══ RECORDED DATA
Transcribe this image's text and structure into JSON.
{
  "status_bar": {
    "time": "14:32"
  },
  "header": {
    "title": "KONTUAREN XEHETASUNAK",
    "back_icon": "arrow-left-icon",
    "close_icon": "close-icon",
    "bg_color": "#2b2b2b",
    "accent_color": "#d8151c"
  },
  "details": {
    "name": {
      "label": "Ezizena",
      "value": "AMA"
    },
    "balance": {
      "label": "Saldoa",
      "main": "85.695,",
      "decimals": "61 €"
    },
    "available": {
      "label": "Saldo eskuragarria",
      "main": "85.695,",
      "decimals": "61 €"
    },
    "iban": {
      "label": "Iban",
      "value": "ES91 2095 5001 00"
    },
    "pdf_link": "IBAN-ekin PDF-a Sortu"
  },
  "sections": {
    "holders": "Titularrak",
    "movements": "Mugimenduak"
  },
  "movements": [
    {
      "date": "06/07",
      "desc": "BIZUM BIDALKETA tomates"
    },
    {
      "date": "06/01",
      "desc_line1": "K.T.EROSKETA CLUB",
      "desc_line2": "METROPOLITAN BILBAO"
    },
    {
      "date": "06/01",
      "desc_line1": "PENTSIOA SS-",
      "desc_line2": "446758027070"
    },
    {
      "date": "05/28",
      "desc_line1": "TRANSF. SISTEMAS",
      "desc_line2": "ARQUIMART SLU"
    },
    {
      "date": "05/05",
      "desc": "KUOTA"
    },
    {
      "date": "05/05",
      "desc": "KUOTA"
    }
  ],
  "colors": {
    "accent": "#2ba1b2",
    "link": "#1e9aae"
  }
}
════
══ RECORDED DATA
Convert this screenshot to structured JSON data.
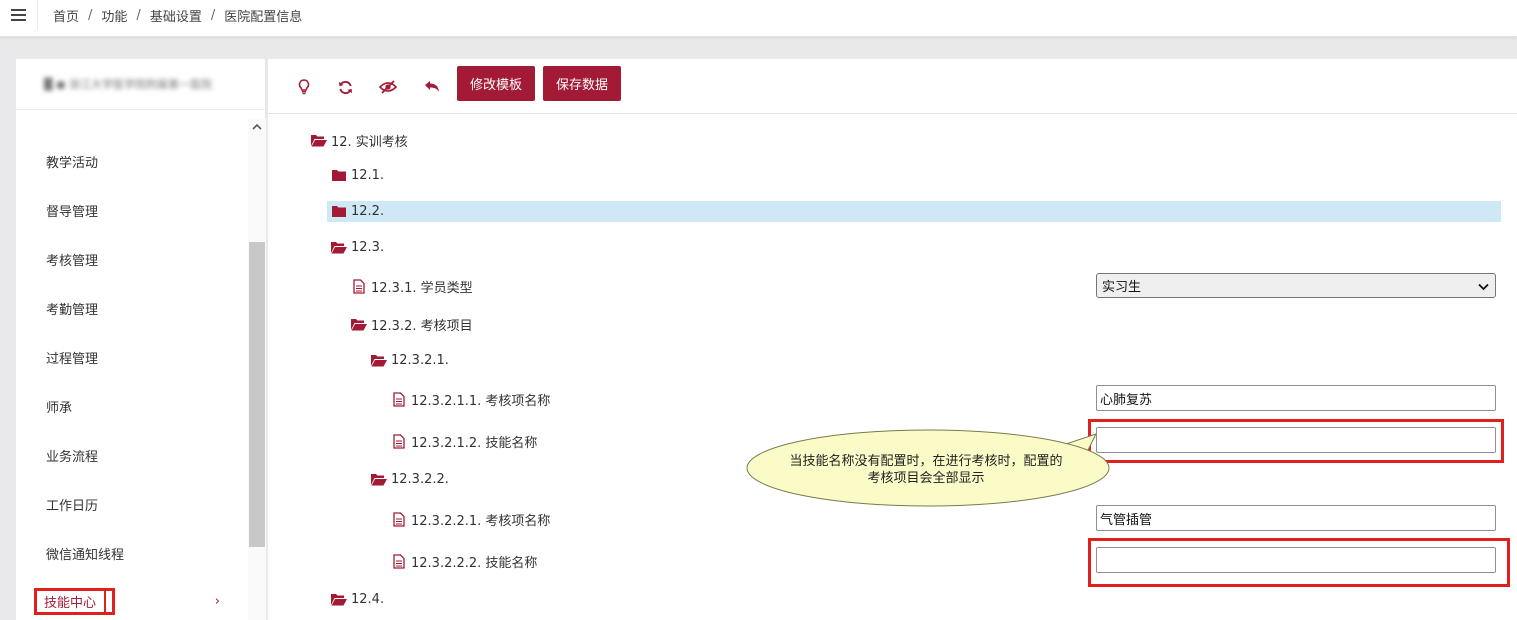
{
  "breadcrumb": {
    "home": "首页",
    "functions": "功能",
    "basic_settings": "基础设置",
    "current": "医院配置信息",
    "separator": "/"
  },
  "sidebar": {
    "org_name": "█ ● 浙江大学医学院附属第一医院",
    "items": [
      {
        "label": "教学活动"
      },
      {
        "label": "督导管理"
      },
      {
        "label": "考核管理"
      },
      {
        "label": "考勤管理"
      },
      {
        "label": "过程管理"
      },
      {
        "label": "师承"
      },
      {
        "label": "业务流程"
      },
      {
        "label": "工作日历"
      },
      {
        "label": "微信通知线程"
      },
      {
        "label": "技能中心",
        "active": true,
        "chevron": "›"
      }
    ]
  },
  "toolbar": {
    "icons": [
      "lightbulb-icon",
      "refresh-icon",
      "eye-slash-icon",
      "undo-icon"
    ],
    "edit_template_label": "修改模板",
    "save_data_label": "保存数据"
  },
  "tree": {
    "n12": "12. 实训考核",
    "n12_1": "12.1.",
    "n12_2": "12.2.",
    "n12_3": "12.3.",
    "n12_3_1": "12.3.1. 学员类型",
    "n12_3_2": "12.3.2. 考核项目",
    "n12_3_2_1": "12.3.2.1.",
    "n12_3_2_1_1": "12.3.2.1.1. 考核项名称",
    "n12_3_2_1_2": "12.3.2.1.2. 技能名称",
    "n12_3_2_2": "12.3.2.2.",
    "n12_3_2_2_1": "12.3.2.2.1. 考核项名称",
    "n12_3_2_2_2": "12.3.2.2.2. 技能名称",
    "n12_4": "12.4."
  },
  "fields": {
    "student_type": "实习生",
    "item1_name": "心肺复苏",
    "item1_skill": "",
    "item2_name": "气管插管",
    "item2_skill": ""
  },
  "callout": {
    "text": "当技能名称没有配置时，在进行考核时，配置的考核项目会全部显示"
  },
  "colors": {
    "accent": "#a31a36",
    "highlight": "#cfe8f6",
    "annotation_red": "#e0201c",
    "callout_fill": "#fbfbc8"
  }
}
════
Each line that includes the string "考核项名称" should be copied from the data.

    "n12_3_2_1_1": "12.3.2.1.1. 考核项名称",
    "n12_3_2_2_1": "12.3.2.2.1. 考核项名称",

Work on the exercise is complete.